2020FOKYYPhD.pdf (2.34 MB)
Cultural Heritage Policy, Civil Society and Identity in Hong Kong
thesisposted on 2020-07-17, 11:03 authored by Yeung Fok
This thesis investigates Hong Kong’s social process of heritage in both colonial and postcolonial contexts through the analysis of the city’s cultural heritage policy between 1976 and 2018.
This research has three objectives. Firstly, this thesis explores the emergence and development of Hong Kong’s cultural heritage policy between 1976 and 2018. Secondly, it explores how different stakeholders from the local civil society have helped to establish and reshape the approach to cultural governance through various civil advocacies and heritage movements. It also identifies how heritage discourses of Hong Kong have been articulated and re-assembled alongside the city’s social process of heritage. Thirdly, it illustrates how notions of Hong Kong’s cultural and social identity have been formed and re-constructed through the rise of heritage movements and the making of local cultural heritage policy.
This thesis employs various significant events such as the enaction of the first local heritage legislation in 1976 and the movement to save the Central Star Ferry Pier in 2006 in the local history of cultural heritage policy as case studies under the analytical framework of Critical Discourse Analysis (CDA). Also, by conducting archival research, media research and in-depth interviews, this thesis argues that an economic-led approach to cultural heritage policy has been actively adopted in Hong Kong. However, this approach has been challenged by various stakeholders of the local civil society through the articulation of new social and cultural heritage values of Hong Kong, especially in the post-colonial period. Alongside this ever-changing process of local heritage, a cultural and social identity dilemma between localism and ‘Chineseness’ has emerged in postcolonial Hong Kong.

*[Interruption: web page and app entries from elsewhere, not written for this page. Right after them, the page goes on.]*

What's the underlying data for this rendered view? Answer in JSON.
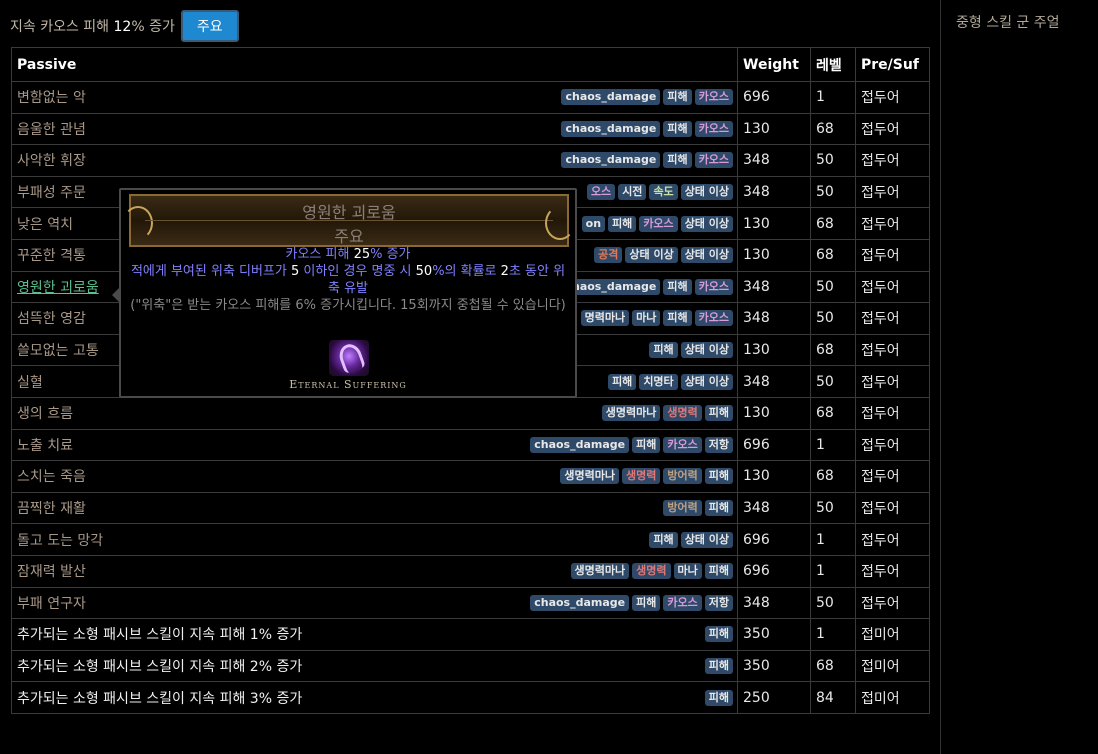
{
  "header": {
    "text_prefix": "지속 카오스 피해 ",
    "text_num": "12",
    "text_suffix": "% 증가",
    "button_label": "주요"
  },
  "sidebar": {
    "title": "중형 스킬 군 주얼"
  },
  "table": {
    "columns": [
      "Passive",
      "Weight",
      "레벨",
      "Pre/Suf"
    ],
    "rows": [
      {
        "name": "변함없는 악",
        "tags": [
          {
            "t": "chaos_damage",
            "c": ""
          },
          {
            "t": "피해",
            "c": ""
          },
          {
            "t": "카오스",
            "c": "chaos"
          }
        ],
        "weight": "696",
        "level": "1",
        "type": "접두어"
      },
      {
        "name": "음울한 관념",
        "tags": [
          {
            "t": "chaos_damage",
            "c": ""
          },
          {
            "t": "피해",
            "c": ""
          },
          {
            "t": "카오스",
            "c": "chaos"
          }
        ],
        "weight": "130",
        "level": "68",
        "type": "접두어"
      },
      {
        "name": "사악한 휘장",
        "tags": [
          {
            "t": "chaos_damage",
            "c": ""
          },
          {
            "t": "피해",
            "c": ""
          },
          {
            "t": "카오스",
            "c": "chaos"
          }
        ],
        "weight": "348",
        "level": "50",
        "type": "접두어"
      },
      {
        "name": "부패성 주문",
        "tags": [
          {
            "t": "오스",
            "c": "chaos"
          },
          {
            "t": "시전",
            "c": ""
          },
          {
            "t": "속도",
            "c": "speed"
          },
          {
            "t": "상태 이상",
            "c": ""
          }
        ],
        "weight": "348",
        "level": "50",
        "type": "접두어"
      },
      {
        "name": "낮은 역치",
        "tags": [
          {
            "t": "on",
            "c": ""
          },
          {
            "t": "피해",
            "c": ""
          },
          {
            "t": "카오스",
            "c": "chaos"
          },
          {
            "t": "상태 이상",
            "c": ""
          }
        ],
        "weight": "130",
        "level": "68",
        "type": "접두어"
      },
      {
        "name": "꾸준한 격통",
        "tags": [
          {
            "t": "공격",
            "c": "attack"
          },
          {
            "t": "상태 이상",
            "c": ""
          },
          {
            "t": "상태 이상",
            "c": ""
          }
        ],
        "weight": "130",
        "level": "68",
        "type": "접두어"
      },
      {
        "name": "영원한 괴로움",
        "tags": [
          {
            "t": "chaos_damage",
            "c": ""
          },
          {
            "t": "피해",
            "c": ""
          },
          {
            "t": "카오스",
            "c": "chaos"
          }
        ],
        "weight": "348",
        "level": "50",
        "type": "접두어",
        "hover": true
      },
      {
        "name": "섬뜩한 영감",
        "tags": [
          {
            "t": "명력마나",
            "c": ""
          },
          {
            "t": "마나",
            "c": ""
          },
          {
            "t": "피해",
            "c": ""
          },
          {
            "t": "카오스",
            "c": "chaos"
          }
        ],
        "weight": "348",
        "level": "50",
        "type": "접두어"
      },
      {
        "name": "쓸모없는 고통",
        "tags": [
          {
            "t": "피해",
            "c": ""
          },
          {
            "t": "상태 이상",
            "c": ""
          }
        ],
        "weight": "130",
        "level": "68",
        "type": "접두어"
      },
      {
        "name": "실혈",
        "tags": [
          {
            "t": "피해",
            "c": ""
          },
          {
            "t": "치명타",
            "c": ""
          },
          {
            "t": "상태 이상",
            "c": ""
          }
        ],
        "weight": "348",
        "level": "50",
        "type": "접두어"
      },
      {
        "name": "생의 흐름",
        "tags": [
          {
            "t": "생명력마나",
            "c": ""
          },
          {
            "t": "생명력",
            "c": "life"
          },
          {
            "t": "피해",
            "c": ""
          }
        ],
        "weight": "130",
        "level": "68",
        "type": "접두어"
      },
      {
        "name": "노출 치료",
        "tags": [
          {
            "t": "chaos_damage",
            "c": ""
          },
          {
            "t": "피해",
            "c": ""
          },
          {
            "t": "카오스",
            "c": "chaos"
          },
          {
            "t": "저항",
            "c": ""
          }
        ],
        "weight": "696",
        "level": "1",
        "type": "접두어"
      },
      {
        "name": "스치는 죽음",
        "tags": [
          {
            "t": "생명력마나",
            "c": ""
          },
          {
            "t": "생명력",
            "c": "life"
          },
          {
            "t": "방어력",
            "c": "armour"
          },
          {
            "t": "피해",
            "c": ""
          }
        ],
        "weight": "130",
        "level": "68",
        "type": "접두어"
      },
      {
        "name": "끔찍한 재활",
        "tags": [
          {
            "t": "방어력",
            "c": "armour"
          },
          {
            "t": "피해",
            "c": ""
          }
        ],
        "weight": "348",
        "level": "50",
        "type": "접두어"
      },
      {
        "name": "돌고 도는 망각",
        "tags": [
          {
            "t": "피해",
            "c": ""
          },
          {
            "t": "상태 이상",
            "c": ""
          }
        ],
        "weight": "696",
        "level": "1",
        "type": "접두어"
      },
      {
        "name": "잠재력 발산",
        "tags": [
          {
            "t": "생명력마나",
            "c": ""
          },
          {
            "t": "생명력",
            "c": "life"
          },
          {
            "t": "마나",
            "c": ""
          },
          {
            "t": "피해",
            "c": ""
          }
        ],
        "weight": "696",
        "level": "1",
        "type": "접두어"
      },
      {
        "name": "부패 연구자",
        "tags": [
          {
            "t": "chaos_damage",
            "c": ""
          },
          {
            "t": "피해",
            "c": ""
          },
          {
            "t": "카오스",
            "c": "chaos"
          },
          {
            "t": "저항",
            "c": ""
          }
        ],
        "weight": "348",
        "level": "50",
        "type": "접두어"
      },
      {
        "name": "추가되는 소형 패시브 스킬이 지속 피해 1% 증가",
        "tags": [
          {
            "t": "피해",
            "c": ""
          }
        ],
        "weight": "350",
        "level": "1",
        "type": "접미어",
        "plain": true
      },
      {
        "name": "추가되는 소형 패시브 스킬이 지속 피해 2% 증가",
        "tags": [
          {
            "t": "피해",
            "c": ""
          }
        ],
        "weight": "350",
        "level": "68",
        "type": "접미어",
        "plain": true
      },
      {
        "name": "추가되는 소형 패시브 스킬이 지속 피해 3% 증가",
        "tags": [
          {
            "t": "피해",
            "c": ""
          }
        ],
        "weight": "250",
        "level": "84",
        "type": "접미어",
        "plain": true
      }
    ]
  },
  "tooltip": {
    "title": "영원한 괴로움",
    "subtitle": "주요",
    "line1_a": "카오스 피해 ",
    "line1_n": "25",
    "line1_b": "% 증가",
    "line2_a": "적에게 부여된 위축 디버프가 ",
    "line2_n1": "5",
    "line2_b": " 이하인 경우 명중 시 ",
    "line2_n2": "50",
    "line2_c": "%의 확률로 ",
    "line2_n3": "2",
    "line2_d": "초 동안 위축 유발",
    "reminder": "(\"위축\"은 받는 카오스 피해를 6% 증가시킵니다. 15회까지 중첩될 수 있습니다)",
    "icon": "eternal-suffering-icon",
    "name_en": "Eternal Suffering"
  }
}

Hong Kong is a unique example of the arrangement of ‘One Country, Two Systems’. Therefore, this thesis hopes to contribute to the growing discussion of postcolonial heritage politics in the contemporary Asian context.

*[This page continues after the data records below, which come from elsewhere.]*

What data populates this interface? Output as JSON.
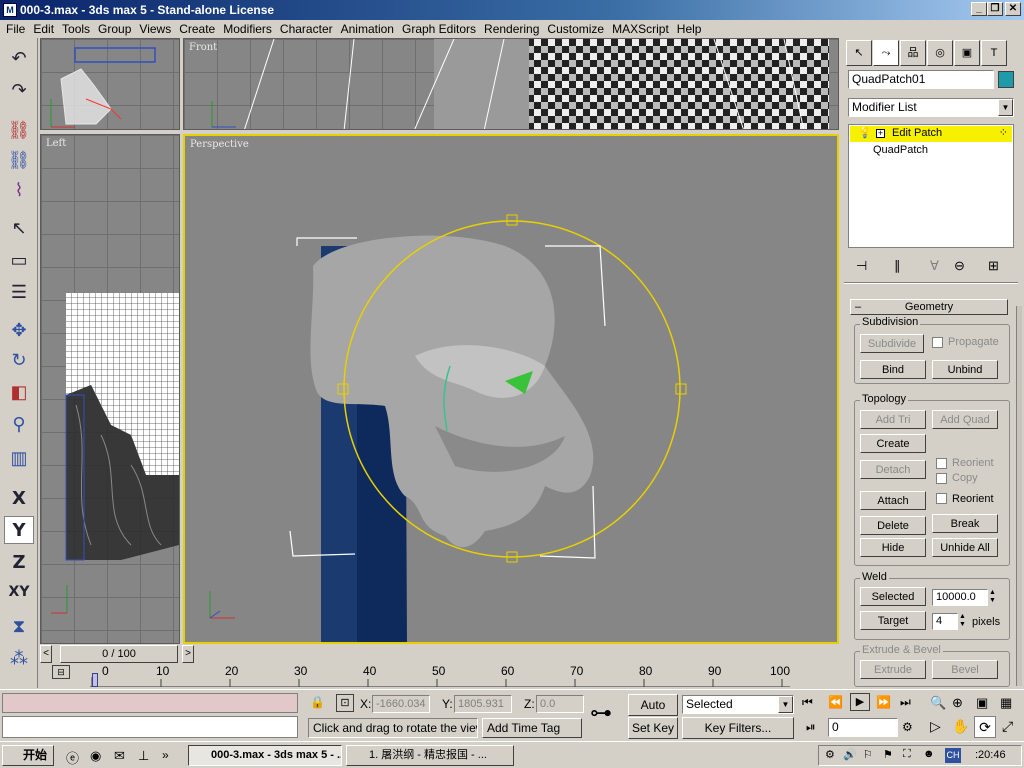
{
  "window": {
    "title": "000-3.max - 3ds max 5 - Stand-alone License",
    "minimize": "_",
    "restore": "❐",
    "close": "✕"
  },
  "menu": [
    "File",
    "Edit",
    "Tools",
    "Group",
    "Views",
    "Create",
    "Modifiers",
    "Character",
    "Animation",
    "Graph Editors",
    "Rendering",
    "Customize",
    "MAXScript",
    "Help"
  ],
  "viewports": {
    "front": "Front",
    "left": "Left",
    "perspective": "Perspective"
  },
  "left_toolbar": {
    "undo": "↶",
    "redo": "↷",
    "link": "⛓",
    "unlink": "⛓",
    "bind": "⌇",
    "select": "↖",
    "region": "▭",
    "name": "☰",
    "move": "✥",
    "rotate": "↻",
    "scale": "◧",
    "ik": "⚲",
    "mirror2": "▥",
    "x": "X",
    "y": "Y",
    "z": "Z",
    "xy": "XY",
    "mirror": "⧗",
    "array": "⁂"
  },
  "command_panel": {
    "tabs": [
      "↖",
      "⤳",
      "品",
      "◎",
      "▣",
      "T"
    ],
    "object_name": "QuadPatch01",
    "object_color": "#1e9aa8",
    "modifier_list": "Modifier List",
    "stack": [
      {
        "label": "Edit Patch",
        "selected": true
      },
      {
        "label": "QuadPatch",
        "selected": false
      }
    ],
    "stack_tools": [
      "⊣",
      "∥",
      "∀",
      "⊖",
      "⊞"
    ],
    "rollout": "Geometry",
    "subdivision": {
      "title": "Subdivision",
      "subdivide": "Subdivide",
      "propagate": "Propagate",
      "bind": "Bind",
      "unbind": "Unbind"
    },
    "topology": {
      "title": "Topology",
      "add_tri": "Add Tri",
      "add_quad": "Add Quad",
      "create": "Create",
      "detach": "Detach",
      "reorient1": "Reorient",
      "copy": "Copy",
      "attach": "Attach",
      "reorient2": "Reorient",
      "delete": "Delete",
      "break": "Break",
      "hide": "Hide",
      "unhide_all": "Unhide All"
    },
    "weld": {
      "title": "Weld",
      "selected": "Selected",
      "threshold": "10000.0",
      "target": "Target",
      "pixels_value": "4",
      "pixels_label": "pixels"
    },
    "extrude": {
      "title": "Extrude & Bevel",
      "extrude": "Extrude",
      "bevel": "Bevel"
    }
  },
  "timeline": {
    "frame_label": "0 / 100",
    "prev": "<",
    "next": ">",
    "ticks": [
      "0",
      "10",
      "20",
      "30",
      "40",
      "50",
      "60",
      "70",
      "80",
      "90",
      "100"
    ]
  },
  "status": {
    "x_label": "X:",
    "x_value": "-1660.034",
    "y_label": "Y:",
    "y_value": "1805.931",
    "z_label": "Z:",
    "z_value": "0.0",
    "prompt": "Click and drag to rotate the view.",
    "add_time_tag": "Add Time Tag",
    "auto_key": "Auto Key",
    "set_key": "Set Key",
    "key_mode": "Selected",
    "key_filters": "Key Filters...",
    "frame_value": "0",
    "key_icon": "⊶"
  },
  "taskbar": {
    "start": "开始",
    "tasks": [
      {
        "label": "000-3.max - 3ds max 5 - ...",
        "active": true
      },
      {
        "label": "1. 屠洪纲 - 精忠报国 - ...",
        "active": false
      }
    ],
    "clock": ":20:46",
    "ime": "CH"
  }
}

Supervisor(s)Lisanne Gibson; Shelia Watson
Date of award2020-05-29
Author affiliationSchool of Museum Studies
Awarding institutionUniversity of Leicester